How The Coffee Industry is About to Get Roasted by Climate Change
Fall is always a good time to create new habits, and coffee chains know it.
These days, they are desperately trying to find any excuse to get you to drink their java.
For restaurant operators, there’s to get repeat business. It’s a great scheme that seems to be working for some. Given what’s looming on the horizon, however, offering free coffee may no longer be an option for businesses.
Coffee Grown in More Than 60 Countries
Coffee beans are grown in more than 60 countries and allow 25 million families worldwide to make a living. Brazil is by far the largest producer, followed by Vietnam and Colombia.
Production has been modestly shifting over the past few years. With good rainfalls in Brazil and favourable weather patterns in other regions of the world, Mother Nature has so far spared coffee growers, but their luck may be running out.
Ethiopia Could be Profoundly Affected
A combination of effects, resulting from higher temperatures and shifting rainfall patterns, will make the land where coffee is currently grown unsuitable for its production.
It’s estimated that Ethiopia, the sixth largest producer in the world, could lose over 60 percent of its production by 2050. That’s only a generation from now.
As climate conditions become critical, the livelihoods of millions of farmers are at risk and production capacity is jeopardised.

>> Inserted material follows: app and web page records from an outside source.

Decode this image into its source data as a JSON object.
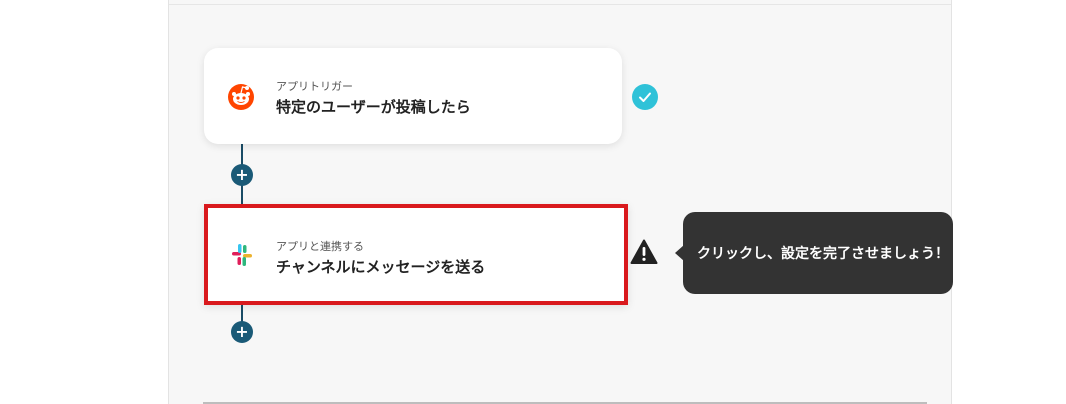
{
  "flow": {
    "steps": [
      {
        "kicker": "アプリトリガー",
        "title": "特定のユーザーが投稿したら",
        "app_icon": "reddit-icon",
        "status": "complete",
        "status_icon": "check-circle-icon"
      },
      {
        "kicker": "アプリと連携する",
        "title": "チャンネルにメッセージを送る",
        "app_icon": "slack-icon",
        "status": "warning",
        "status_icon": "warning-triangle-icon"
      }
    ],
    "add_step_icon": "+",
    "tooltip": "クリックし、設定を完了させましょう！"
  },
  "colors": {
    "check": "#2fc2d8",
    "highlight": "#d9191d",
    "connector": "#1a5a77",
    "tooltip_bg": "#333333",
    "reddit": "#ff4500"
  }
}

Other potential contributors to this predicted downfall are pests and diseases.
With climate change, pest management and disease control are serious issues for farmers who cannot afford to protect their crops. More than 80 percent of coffee growers are peasant farmers.
Pests and diseases will migrate to regions where temperatures are adequate for survival, and most farmers won’t be ready. Many will simply choose to grow other crops less vulnerable to climate change. Others may attempt to increase their coffee production, but the quality will almost certainly be compromised.
Coffee Quality Will Suffer
Higher temperatures will affect the quality of coffee. Higher-quality coffee is grown in specific regions of the world where the climate allows the beans to ripen at just the right time.
Arabica coffee, for example, which represents 75 percent of world coffee production, is always just a few degrees away from becoming a sub-par product.
The coffee wars we are seeing are not just about gaining market shares and getting consumers hooked on java. They are also about how we connect with a crop that is under siege by climate change.
Short of fighting climate change, we could be forced to alter our relationship with coffee. As current coffee-producing countries attempt to develop eco-friendly methods and embrace sustainable practices, Canada could be the next country where coffee is actually grown, not just roasted.
Within the next decade, with climate change and new technologies, perhaps producing coffee beans will be feasible in Canada.
So if a coffee chain is offering free coffee, take it. It won’t be long before coffee could become a luxury.
(Sylvain Charlebois is a professor in Food Distribution and Policy, Dalhousie University is an opinion piece and the views expressed above are the author’s own. The Quint neither endorses nor is responsible for the same. This article was originally published on The Conversation. Read the original article here)